Due to the variety of malformations possible, the pathophysiology of this anomaly is determined by a number of factors, including the morphology of the tricuspid valve itself, the amount of atrial right-to-left shunting, right and left ventricular dysfunction and the presence or absence of tachyarrhymias. In the most benign forms, there are minimal changes and the valve functions normally. Many cases, however, involve some degree of tricuspid regurgitation and stenosis. The increased right atrial pressure and volume enlarges the right atrium, resulting in a right-to-left shunt if a pathway exists. This bypassing of the right ventricle leads to decreased right ventricular stroke volume and the sequelae that stem from that abnormality. Lastly, tachycardia has the deleterious effect of shortening the right ventricular diastolic filling time, leading again to increases in right atrial pressure and decreases in right ventricular stroke volume.
As a result of the stresses that are placed on the cardiovascular system, individuals with Ebstein's anomaly have a shorter life expectancy with only approximately 15% of individuals alive at 60 years (Spitaels 2002). Individuals may present with hemodynamic deterioration, arrhythmias or even sudden death. Infants with Ebstein's anomaly diagnosed in utero have a significantly worse prognosis as compared to others identified later in life. These cases almost always have severe disease with tricuspid regurgitation and significant cardiomegaly. It is believed that one-third of prenatally diagnosed cases will die in utero and only one-tenth will survive the neonatal period (Bianchi 2000).

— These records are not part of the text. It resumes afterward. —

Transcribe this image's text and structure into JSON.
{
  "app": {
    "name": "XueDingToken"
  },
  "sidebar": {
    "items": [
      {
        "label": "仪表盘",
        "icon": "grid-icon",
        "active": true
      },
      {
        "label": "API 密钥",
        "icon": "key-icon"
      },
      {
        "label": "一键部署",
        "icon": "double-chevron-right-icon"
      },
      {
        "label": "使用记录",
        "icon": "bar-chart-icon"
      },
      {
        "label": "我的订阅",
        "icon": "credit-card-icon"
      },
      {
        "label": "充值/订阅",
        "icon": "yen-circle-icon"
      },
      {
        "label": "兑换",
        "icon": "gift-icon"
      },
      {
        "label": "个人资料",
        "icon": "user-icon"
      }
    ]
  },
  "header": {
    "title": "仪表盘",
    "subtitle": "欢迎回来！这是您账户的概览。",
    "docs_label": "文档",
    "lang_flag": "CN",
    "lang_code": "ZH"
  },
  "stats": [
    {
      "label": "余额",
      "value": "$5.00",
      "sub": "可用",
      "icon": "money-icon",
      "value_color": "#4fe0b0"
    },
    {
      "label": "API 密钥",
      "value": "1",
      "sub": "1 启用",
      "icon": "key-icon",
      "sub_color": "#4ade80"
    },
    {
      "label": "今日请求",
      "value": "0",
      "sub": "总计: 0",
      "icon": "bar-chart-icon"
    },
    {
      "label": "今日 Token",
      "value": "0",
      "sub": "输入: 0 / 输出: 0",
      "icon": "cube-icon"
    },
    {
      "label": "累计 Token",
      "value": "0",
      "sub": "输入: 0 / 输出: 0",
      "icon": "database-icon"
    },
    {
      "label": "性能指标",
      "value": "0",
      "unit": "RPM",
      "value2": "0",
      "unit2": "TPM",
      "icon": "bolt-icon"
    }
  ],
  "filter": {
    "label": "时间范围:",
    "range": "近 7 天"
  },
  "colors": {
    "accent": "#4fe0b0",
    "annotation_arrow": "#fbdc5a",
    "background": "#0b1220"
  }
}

The etiology of Ebstein's anomaly is unknown. The prevalence is estimated to be 1 in 50,000 to 100,000 individuals with no predilection for gender. Early studies proposed that it might occur with a higher frequency (up to 400 times greater) in infants of mothers who take lithium in early pregnancy. These findings were not supported in later studies, however, and the relationship between first trimester exposure to lithium and Ebstein's anomaly remains unclear (Bianchi 2000).
Ebstein's anomaly is generally considered to be unrelated to karyotypic abnormalities or recognizable syndromes. The majority of cases are sporadic, although familial cases have been reported. It is estimated that the recurrence risk following the birth of an affected child is 1%, while the risk is 3% if there are two siblings already affected (Bianchi 2000).
Alan Sherburne, Student Fellow, 2005-2006
Attenhofer Jost CH, Connolly HM, O'Leary PW, et al. Left heart lesions in patients with Ebstein anomaly. Mayo Clin Proc 2005; 80:361-8.
Bianchi DW, Crombleholme TM, D'Alton ME (editors), Fetology, New York : McGraw-Hill, 2000 pp. 377-81.
Spitaels SE. Ebstein's anomaly of the tricuspid valve complexities and strategies. Cardiology Clinics. 20(3):431-9, 2002 Aug.